• _WORK TASK_
When you reach a picture, skip it, and retype every line below exactly.

*** Opening of SUPPLIED INFORMATION ***

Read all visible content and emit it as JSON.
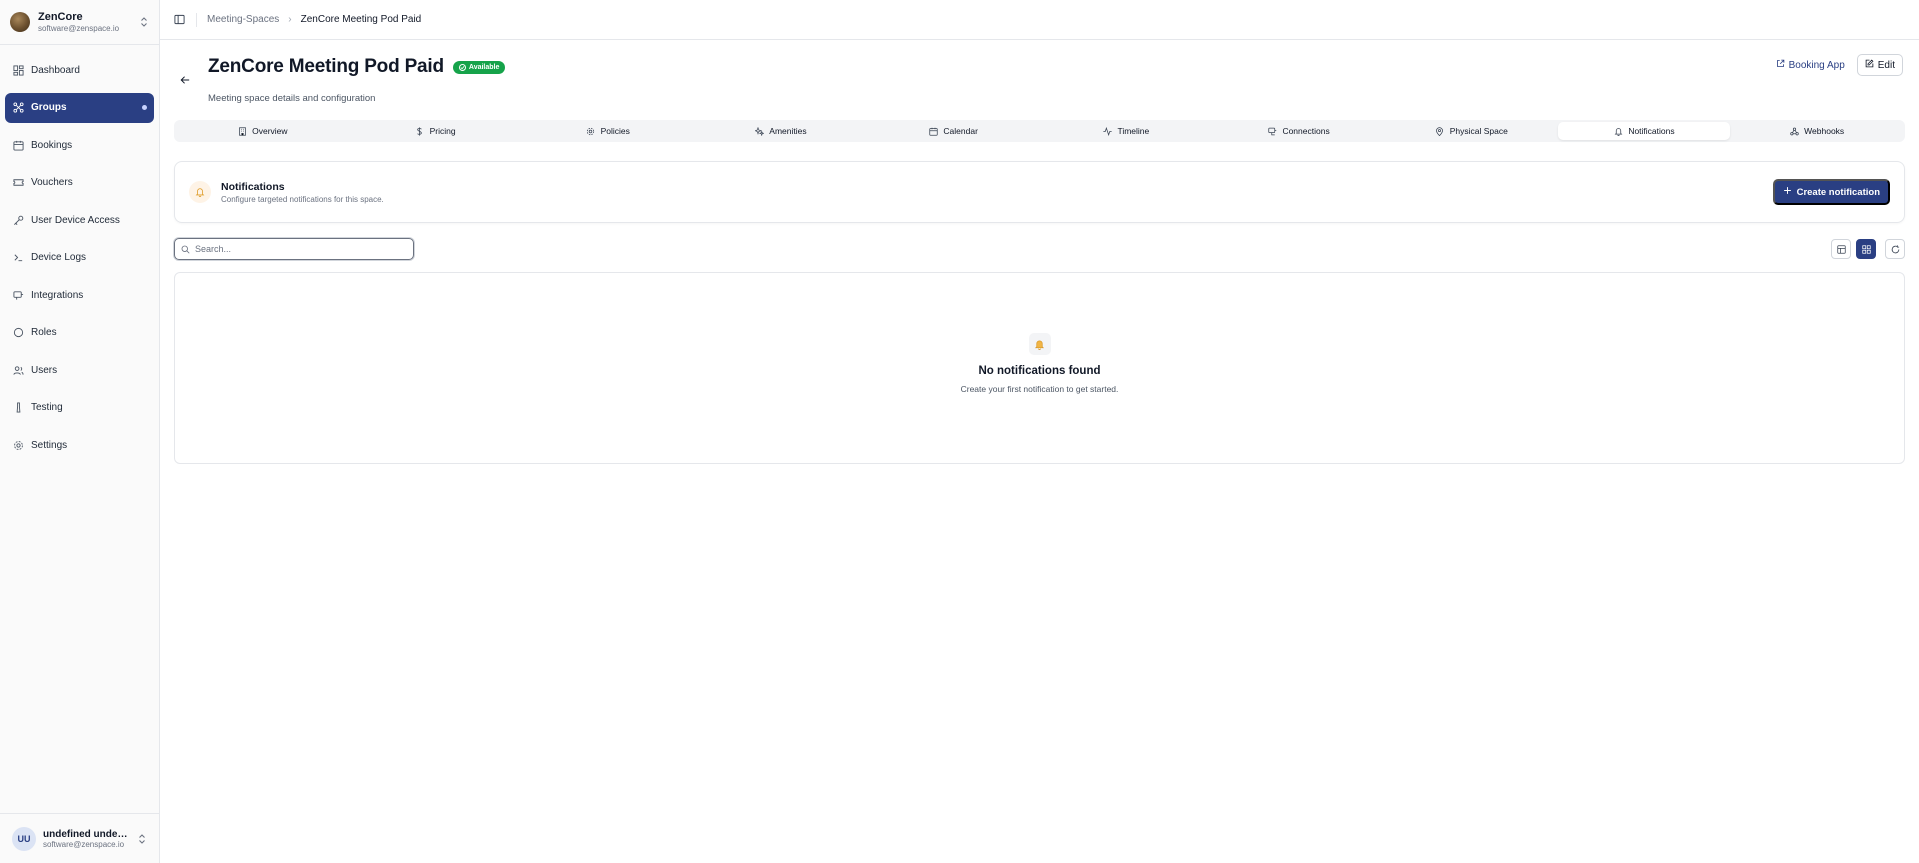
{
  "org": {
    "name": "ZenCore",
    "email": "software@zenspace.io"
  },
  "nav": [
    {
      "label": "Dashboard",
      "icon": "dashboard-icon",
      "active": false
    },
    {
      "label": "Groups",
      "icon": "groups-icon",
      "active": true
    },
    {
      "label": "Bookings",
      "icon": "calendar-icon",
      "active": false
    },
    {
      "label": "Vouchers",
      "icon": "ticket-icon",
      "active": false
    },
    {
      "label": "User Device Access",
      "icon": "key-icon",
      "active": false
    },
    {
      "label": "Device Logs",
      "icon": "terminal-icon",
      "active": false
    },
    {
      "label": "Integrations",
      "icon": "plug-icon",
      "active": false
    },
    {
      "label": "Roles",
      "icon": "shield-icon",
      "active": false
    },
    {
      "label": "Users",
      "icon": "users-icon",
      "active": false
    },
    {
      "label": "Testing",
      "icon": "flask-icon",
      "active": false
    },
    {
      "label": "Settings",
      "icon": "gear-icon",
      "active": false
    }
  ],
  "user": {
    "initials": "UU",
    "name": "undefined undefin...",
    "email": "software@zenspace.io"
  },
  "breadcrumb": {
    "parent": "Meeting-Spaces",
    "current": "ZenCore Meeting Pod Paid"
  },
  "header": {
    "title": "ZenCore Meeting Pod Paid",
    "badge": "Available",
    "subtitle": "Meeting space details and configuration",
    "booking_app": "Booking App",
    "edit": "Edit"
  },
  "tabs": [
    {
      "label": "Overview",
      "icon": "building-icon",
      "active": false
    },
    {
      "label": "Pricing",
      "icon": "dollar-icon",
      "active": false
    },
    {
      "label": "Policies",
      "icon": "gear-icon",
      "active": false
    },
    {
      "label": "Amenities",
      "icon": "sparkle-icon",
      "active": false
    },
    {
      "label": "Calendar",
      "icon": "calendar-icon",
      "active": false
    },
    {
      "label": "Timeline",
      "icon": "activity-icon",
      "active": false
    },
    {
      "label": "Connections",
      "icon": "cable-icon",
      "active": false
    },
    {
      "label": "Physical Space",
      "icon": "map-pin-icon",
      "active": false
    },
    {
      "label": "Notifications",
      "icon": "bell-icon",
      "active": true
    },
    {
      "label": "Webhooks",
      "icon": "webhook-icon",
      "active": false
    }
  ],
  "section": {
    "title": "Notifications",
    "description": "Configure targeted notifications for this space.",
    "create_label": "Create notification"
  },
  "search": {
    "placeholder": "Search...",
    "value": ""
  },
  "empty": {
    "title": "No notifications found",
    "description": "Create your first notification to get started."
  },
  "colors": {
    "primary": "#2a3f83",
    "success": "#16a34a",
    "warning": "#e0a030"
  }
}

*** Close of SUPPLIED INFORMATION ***

• _ANSWER BOX_
Read all visible content and emit it as JSON.
{
  "org": {
    "name": "ZenCore",
    "email": "software@zenspace.io"
  },
  "nav": [
    {
      "label": "Dashboard",
      "icon": "dashboard-icon",
      "active": false
    },
    {
      "label": "Groups",
      "icon": "groups-icon",
      "active": true
    },
    {
      "label": "Bookings",
      "icon": "calendar-icon",
      "active": false
    },
    {
      "label": "Vouchers",
      "icon": "ticket-icon",
      "active": false
    },
    {
      "label": "User Device Access",
      "icon": "key-icon",
      "active": false
    },
    {
      "label": "Device Logs",
      "icon": "terminal-icon",
      "active": false
    },
    {
      "label": "Integrations",
      "icon": "plug-icon",
      "active": false
    },
    {
      "label": "Roles",
      "icon": "shield-icon",
      "active": false
    },
    {
      "label": "Users",
      "icon": "users-icon",
      "active": false
    },
    {
      "label": "Testing",
      "icon": "flask-icon",
      "active": false
    },
    {
      "label": "Settings",
      "icon": "gear-icon",
      "active": false
    }
  ],
  "user": {
    "initials": "UU",
    "name": "undefined undefin...",
    "email": "software@zenspace.io"
  },
  "breadcrumb": {
    "parent": "Meeting-Spaces",
    "current": "ZenCore Meeting Pod Paid"
  },
  "header": {
    "title": "ZenCore Meeting Pod Paid",
    "badge": "Available",
    "subtitle": "Meeting space details and configuration",
    "booking_app": "Booking App",
    "edit": "Edit"
  },
  "tabs": [
    {
      "label": "Overview",
      "icon": "building-icon",
      "active": false
    },
    {
      "label": "Pricing",
      "icon": "dollar-icon",
      "active": false
    },
    {
      "label": "Policies",
      "icon": "gear-icon",
      "active": false
    },
    {
      "label": "Amenities",
      "icon": "sparkle-icon",
      "active": false
    },
    {
      "label": "Calendar",
      "icon": "calendar-icon",
      "active": false
    },
    {
      "label": "Timeline",
      "icon": "activity-icon",
      "active": false
    },
    {
      "label": "Connections",
      "icon": "cable-icon",
      "active": false
    },
    {
      "label": "Physical Space",
      "icon": "map-pin-icon",
      "active": false
    },
    {
      "label": "Notifications",
      "icon": "bell-icon",
      "active": true
    },
    {
      "label": "Webhooks",
      "icon": "webhook-icon",
      "active": false
    }
  ],
  "section": {
    "title": "Notifications",
    "description": "Configure targeted notifications for this space.",
    "create_label": "Create notification"
  },
  "search": {
    "placeholder": "Search...",
    "value": ""
  },
  "empty": {
    "title": "No notifications found",
    "description": "Create your first notification to get started."
  },
  "colors": {
    "primary": "#2a3f83",
    "success": "#16a34a",
    "warning": "#e0a030"
  }
}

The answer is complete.